Betschdorf and Soufflenheim are two towns in the northeast of France’s Alsace region, an area known for excellent wines, hearty food, charming villages and — this is where the two towns come in — pottery.
Both towns have main streets dotted with pottery shops and potters’ workshops. But that is where much of the similarity ends.
Betschdorf is a good-looking town with lots of old, half-timbered houses adorned with colorful flower boxes. Soufflenheim is rather plain, and, without its pottery shops, probably would draw nary a tourist.
Soufflenheim does have the more colorful pottery, however. Its pieces are yellow, blue, green and brown and decorated with flowers, birds and people dressed in traditional Alsatian garb. The pottery of Betschdorf is basically a bluish-gray, decorated in cobalt blue.
In both towns, the pottery is basically made the same way. First, a potter forms the object on a wheel. It is dried and a thin film of clay is applied to give it its basic hue. Then it is decorated, glazed and baked at about 1,800 degrees Fahrenheit.
This is also where the pottery of the towns differ. Betschdorf’s is salt-glazed. While it is baking in the oven at about 2,200 degrees Fahrenheit, salt is added to the oven for the glaze. This makes the pottery very durable, and because it is durable, it is (or was) often used to store things like sauerkraut and spirits. Before plastic took over, the salt-glazed pottery was even used to make pipes for plumbing.
If Betschdorf’s pottery is for storage, then Soufflenheim’s is for cooking. Indeed, many Alsatian specialties — Baeckeoffe, a casserole, Choucroute garni, a sauerkraut and sausage dish, and Kougelhopf, a dry cake — are still made using the pottery.
Potters in both towns make dishes, wine coolers, pitchers, plates, flower pots and much more in their workshops.
Much of the history of Betschdorf’s pottery can be seen in the town’s Musée de la Potterie, or pottery museum. An audio tour guides you through the rooms and ends at a display of works by today’s potters.
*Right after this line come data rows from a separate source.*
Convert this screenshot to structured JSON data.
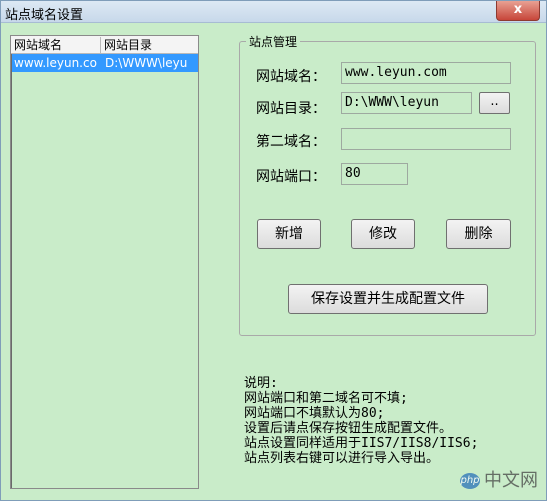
{
  "window": {
    "title": "站点域名设置",
    "close_label": "x"
  },
  "list": {
    "columns": [
      "网站域名",
      "网站目录"
    ],
    "rows": [
      {
        "domain": "www.leyun.co",
        "dir": "D:\\WWW\\leyu"
      }
    ]
  },
  "form": {
    "group_title": "站点管理",
    "domain_label": "网站域名：",
    "domain_value": "www.leyun.com",
    "dir_label": "网站目录：",
    "dir_value": "D:\\WWW\\leyun",
    "browse_label": "..",
    "second_domain_label": "第二域名：",
    "second_domain_value": "",
    "port_label": "网站端口：",
    "port_value": "80",
    "add_label": "新增",
    "edit_label": "修改",
    "delete_label": "删除",
    "save_label": "保存设置并生成配置文件"
  },
  "notes": {
    "lines": [
      "说明:",
      "网站端口和第二域名可不填;",
      "网站端口不填默认为80;",
      "设置后请点保存按钮生成配置文件。",
      "站点设置同样适用于IIS7/IIS8/IIS6;",
      "站点列表右键可以进行导入导出。"
    ]
  },
  "watermark": {
    "badge": "php",
    "text": "中文网"
  }
}
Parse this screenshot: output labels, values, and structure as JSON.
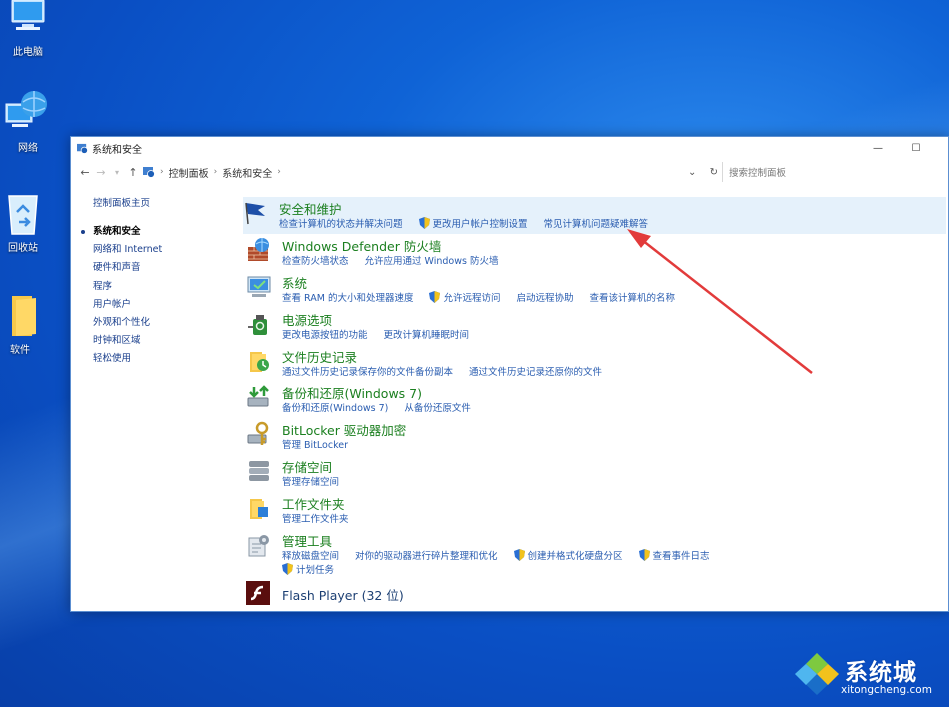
{
  "desktop": {
    "icons": [
      {
        "label": "此电脑",
        "icon": "computer-icon"
      },
      {
        "label": "网络",
        "icon": "network-icon"
      },
      {
        "label": "回收站",
        "icon": "recycle-bin-icon"
      },
      {
        "label": "软件",
        "icon": "folder-icon"
      }
    ]
  },
  "window": {
    "title": "系统和安全",
    "minimize": "—",
    "maximize": "☐",
    "breadcrumb": [
      "控制面板",
      "系统和安全"
    ],
    "search_placeholder": "搜索控制面板"
  },
  "leftnav": {
    "home": "控制面板主页",
    "items": [
      "系统和安全",
      "网络和 Internet",
      "硬件和声音",
      "程序",
      "用户帐户",
      "外观和个性化",
      "时钟和区域",
      "轻松使用"
    ]
  },
  "categories": [
    {
      "title": "安全和维护",
      "icon": "flag-icon",
      "links": [
        "检查计算机的状态并解决问题",
        "更改用户帐户控制设置",
        "常见计算机问题疑难解答"
      ]
    },
    {
      "title": "Windows Defender 防火墙",
      "icon": "firewall-icon",
      "links": [
        "检查防火墙状态",
        "允许应用通过 Windows 防火墙"
      ]
    },
    {
      "title": "系统",
      "icon": "system-icon",
      "links": [
        "查看 RAM 的大小和处理器速度",
        "允许远程访问",
        "启动远程协助",
        "查看该计算机的名称"
      ]
    },
    {
      "title": "电源选项",
      "icon": "power-icon",
      "links": [
        "更改电源按钮的功能",
        "更改计算机睡眠时间"
      ]
    },
    {
      "title": "文件历史记录",
      "icon": "file-history-icon",
      "links": [
        "通过文件历史记录保存你的文件备份副本",
        "通过文件历史记录还原你的文件"
      ]
    },
    {
      "title": "备份和还原(Windows 7)",
      "icon": "backup-icon",
      "links": [
        "备份和还原(Windows 7)",
        "从备份还原文件"
      ]
    },
    {
      "title": "BitLocker 驱动器加密",
      "icon": "bitlocker-icon",
      "links": [
        "管理 BitLocker"
      ]
    },
    {
      "title": "存储空间",
      "icon": "storage-icon",
      "links": [
        "管理存储空间"
      ]
    },
    {
      "title": "工作文件夹",
      "icon": "work-folders-icon",
      "links": [
        "管理工作文件夹"
      ]
    },
    {
      "title": "管理工具",
      "icon": "admin-tools-icon",
      "links": [
        "释放磁盘空间",
        "对你的驱动器进行碎片整理和优化",
        "创建并格式化硬盘分区",
        "查看事件日志",
        "计划任务"
      ]
    },
    {
      "title": "Flash Player (32 位)",
      "icon": "flash-icon",
      "links": []
    }
  ],
  "watermark": {
    "brand": "系统城",
    "url": "xitongcheng.com"
  },
  "colors": {
    "link": "#2a5db0",
    "category_title": "#1b7f1f",
    "annotation_arrow": "#e23b3b"
  }
}
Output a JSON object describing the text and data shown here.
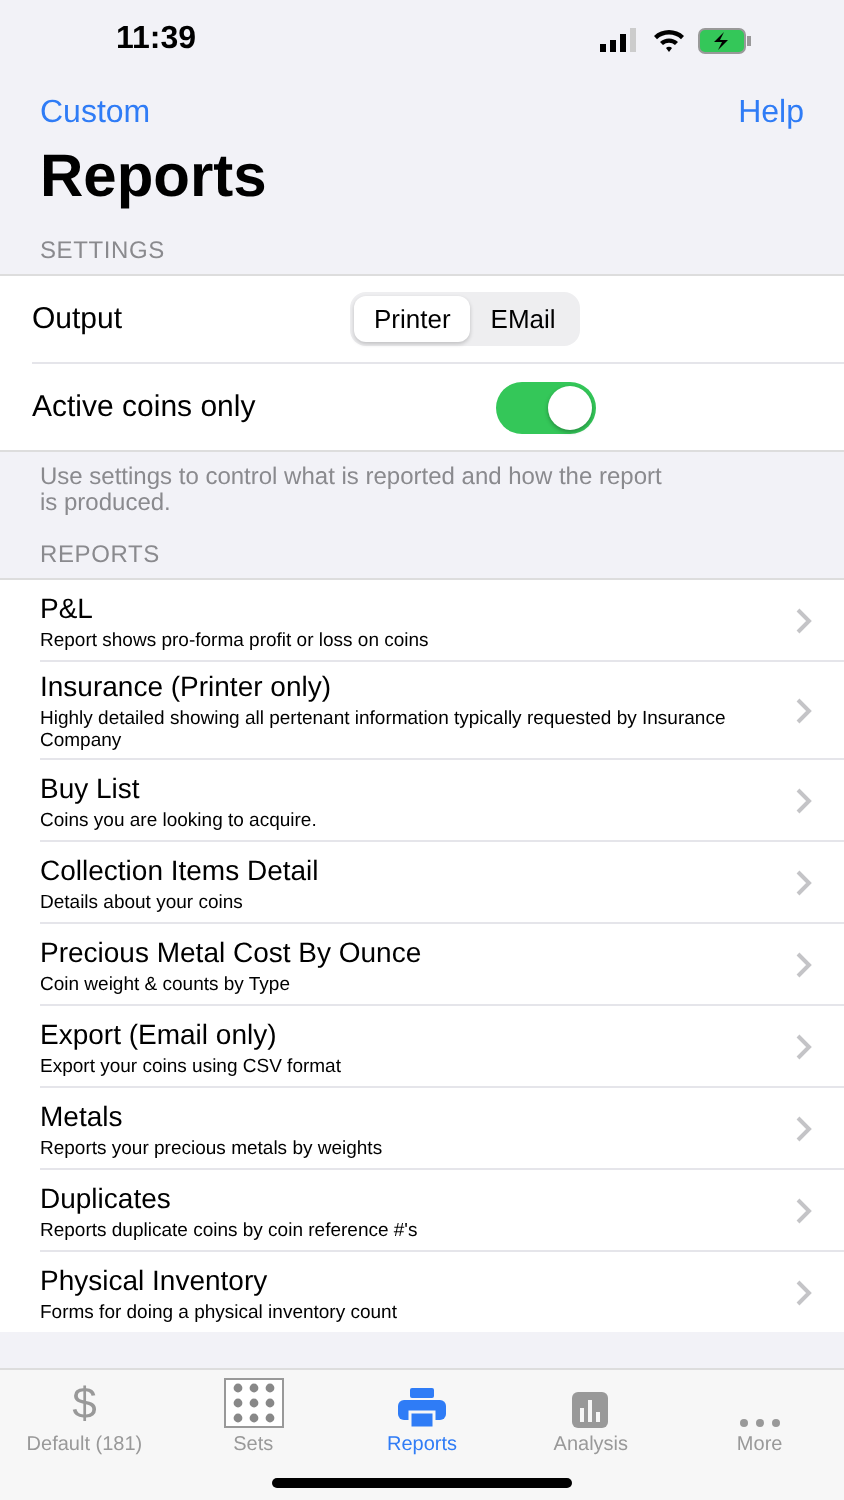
{
  "status_bar": {
    "time": "11:39"
  },
  "nav": {
    "left": "Custom",
    "right": "Help"
  },
  "title": "Reports",
  "settings": {
    "header": "SETTINGS",
    "output_label": "Output",
    "output_options": [
      {
        "label": "Printer",
        "selected": true
      },
      {
        "label": "EMail",
        "selected": false
      }
    ],
    "active_label": "Active coins only",
    "active_on": true,
    "footer": "Use settings to control what is reported and how the report is produced."
  },
  "reports": {
    "header": "REPORTS",
    "items": [
      {
        "title": "P&L",
        "subtitle": "Report shows pro-forma profit or loss on coins"
      },
      {
        "title": "Insurance (Printer only)",
        "subtitle": "Highly detailed showing all pertenant information typically requested by Insurance Company"
      },
      {
        "title": "Buy List",
        "subtitle": "Coins you are looking to acquire."
      },
      {
        "title": "Collection Items Detail",
        "subtitle": "Details about your coins"
      },
      {
        "title": "Precious Metal Cost By Ounce",
        "subtitle": "Coin weight & counts by Type"
      },
      {
        "title": "Export (Email only)",
        "subtitle": "Export your coins using CSV format"
      },
      {
        "title": "Metals",
        "subtitle": "Reports your precious metals by weights"
      },
      {
        "title": "Duplicates",
        "subtitle": "Reports duplicate coins by coin reference #'s"
      },
      {
        "title": "Physical Inventory",
        "subtitle": "Forms for doing a physical inventory count"
      }
    ]
  },
  "tab_bar": [
    {
      "kind": "dollar",
      "icon": "$",
      "label": "Default (181)",
      "selected": false
    },
    {
      "kind": "grid",
      "label": "Sets",
      "selected": false
    },
    {
      "kind": "printer",
      "label": "Reports",
      "selected": true
    },
    {
      "kind": "chart",
      "label": "Analysis",
      "selected": false
    },
    {
      "kind": "more",
      "label": "More",
      "selected": false
    }
  ]
}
In both towns, it is possible to visit some workshops and see how the pottery is made. But most people come to shop.
The pottery is not cheap, but affordable. A casserole big enough to cook Baeckeoffe for four people costs around 45 euros. A wine cooler costs around 20 euros and a Kougelhopf mold somewhere in between. If you just want a souvenir of your visit or a small present for family back home, you can find something for less than 10 euros.
Both towns have pottery festivals. Betschdorf’s, called the Night of Ceramics, is Sept. 2 from 6 p.m. to midnight, followed by an international potters’ market on Sept. 3.
Soufflenheim’s is every other year, with the next one in September 2007.
On the QTDirections: Betschdorf and Soufflenheim are in eastern France, on the German border north of Strasbourg and west of Baden-Baden, Germany. From the Heidelberg/Stuttgart direction, take autobahn 5 south to the Baden-Baden exit and follow signs on Highway 500 toward Iffezheim. The road becomes D-4 after crossing the Rhine and entering France, and intersects with A-35. Go north on A-35 for one exit to Betschdorf, or south one exit to Soufflenheim. From Kaiserslautern or Mannheim, take A-6 to A-61, head south to the juncture with A-65 and follow it to France where it becomes A-35. Then follow the directions above. Road D-344 connects the two towns.
Times: The pottery museum in Betschdorf is open 10 a.m. to noon and 2-5:30 p.m. Monday through Saturday; on Sundays and French holidays it is open 2 to 5:30 p.m. Most pottery stores are open Monday through Saturday, but close from noon to about 2 p.m. for lunch. Many are open Sunday afternoons.
Costs: The museum costs 3.50 euros for adults, and 1 euro for children.
Food: Each town has a couple of restaurants along their main streets. For Alsatian specialties, try Au Boeuf in Soufflenheim, and the Restaurant Au cygne or Restaurant Au boeuf in Betschdorf .
— Michael Abrams